This suggests that market participants think Prysmian will underperform other companies in its industry. Since the market seems unimpressed with Prysmian, it's quite possible it could surprise on the upside. It is arguably worth checking if insiders are buying shares, because that might imply they believe the stock is undervalued.

How Growth Rates Impact P/E Ratios

When earnings fall, the 'E' decreases, over time. Therefore, even if you pay a low multiple of earnings now, that multiple will become higher in the future. So while a stock may look cheap based on past earnings, it could be expensive based on future earnings.

Prysmian's earnings per share fell by 12% in the last twelve months. And it has shrunk its earnings per share by 11% per year over the last three years. This could justify a low P/E.

Remember: P/E Ratios Don't Consider The Balance Sheet

The 'Price' in P/E reflects the market capitalization of the company. That means it doesn't take debt or cash into account. In theory, a company can lower its future P/E ratio by using cash or debt to invest in growth.

While growth expenditure doesn't always pay off, the point is that it is a good option to have; but one that the P/E ratio ignores.

So What Does Prysmian's Balance Sheet Tell Us?

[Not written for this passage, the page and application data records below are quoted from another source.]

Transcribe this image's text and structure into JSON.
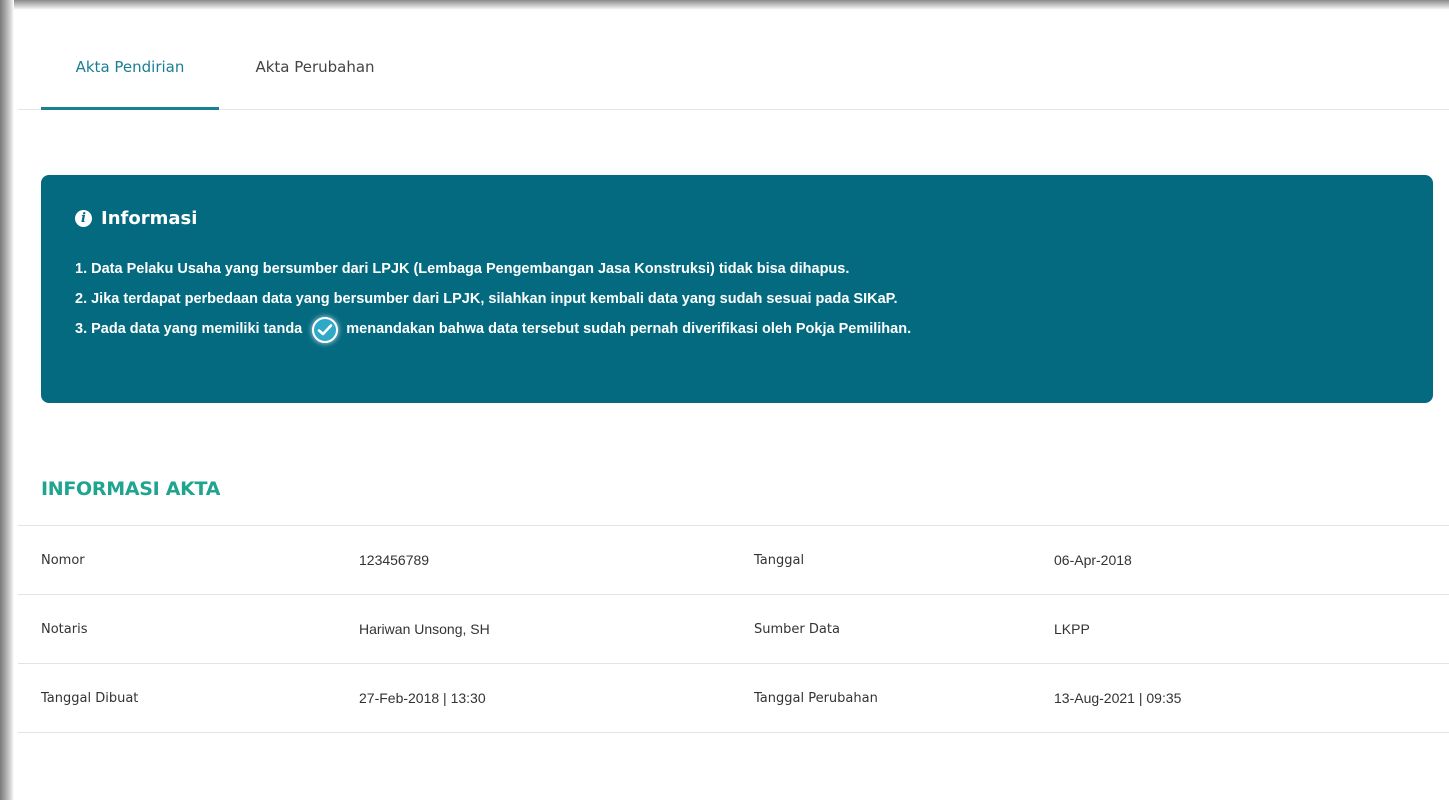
{
  "tabs": [
    {
      "label": "Akta Pendirian",
      "active": true
    },
    {
      "label": "Akta Perubahan",
      "active": false
    }
  ],
  "info": {
    "title": "Informasi",
    "icon": "info-circle-icon",
    "items": [
      "1. Data Pelaku Usaha yang bersumber dari LPJK (Lembaga Pengembangan Jasa Konstruksi) tidak bisa dihapus.",
      "2. Jika terdapat perbedaan data yang bersumber dari LPJK, silahkan input kembali data yang sudah sesuai pada SIKaP."
    ],
    "item3_prefix": "3. Pada data yang memiliki tanda",
    "item3_suffix": "menandakan bahwa data tersebut sudah pernah diverifikasi oleh Pokja Pemilihan.",
    "verified_icon": "verified-check-icon"
  },
  "section": {
    "title": "INFORMASI AKTA"
  },
  "rows": [
    {
      "label1": "Nomor",
      "value1": "123456789",
      "label2": "Tanggal",
      "value2": "06-Apr-2018"
    },
    {
      "label1": "Notaris",
      "value1": "Hariwan Unsong, SH",
      "label2": "Sumber Data",
      "value2": "LKPP"
    },
    {
      "label1": "Tanggal Dibuat",
      "value1": "27-Feb-2018 | 13:30",
      "label2": "Tanggal Perubahan",
      "value2": "13-Aug-2021 | 09:35"
    }
  ],
  "colors": {
    "accent": "#1a7f95",
    "info_bg": "#036a80",
    "section_title": "#1ea48f"
  }
}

Prysmian has net debt worth 50% of its market capitalization. This is a reasonably significant level of debt -- all else being equal you'd expect a much lower P/E than if it had net cash.

The Bottom Line On Prysmian's P/E Ratio

Prysmian has a P/E of 26.0. That's higher than the average in its market, which is 18.4. With significant debt and no EPS growth last year, shareholders are betting on an improvement in earnings from the company.

Investors should be looking to buy stocks that the market is wrong about. As value investor Benjamin Graham famously said, 'In the short run, the market is a voting machine but in the long run, it is a weighing machine. So this free report on the analyst consensus forecasts could help you make a master move on this stock.

You might be able to find a better buy than Prysmian. If you want a selection of possible winners, check out this free list of interesting companies that trade on a P/E below 20 (but have proven they can grow earnings).

If you spot an error that warrants correction, please contact the editor at editorial-team@simplywallst.com. This article by Simply Wall St is general in nature. It does not constitute a recommendation to buy or sell any stock, and does not take account of your objectives, or your financial situation. Simply Wall St has no position in the stocks mentioned.

We aim to bring you long-term focused research analysis driven by fundamental data. Note that our analysis may not factor in the latest price-sensitive company announcements or qualitative material. Thank you for reading.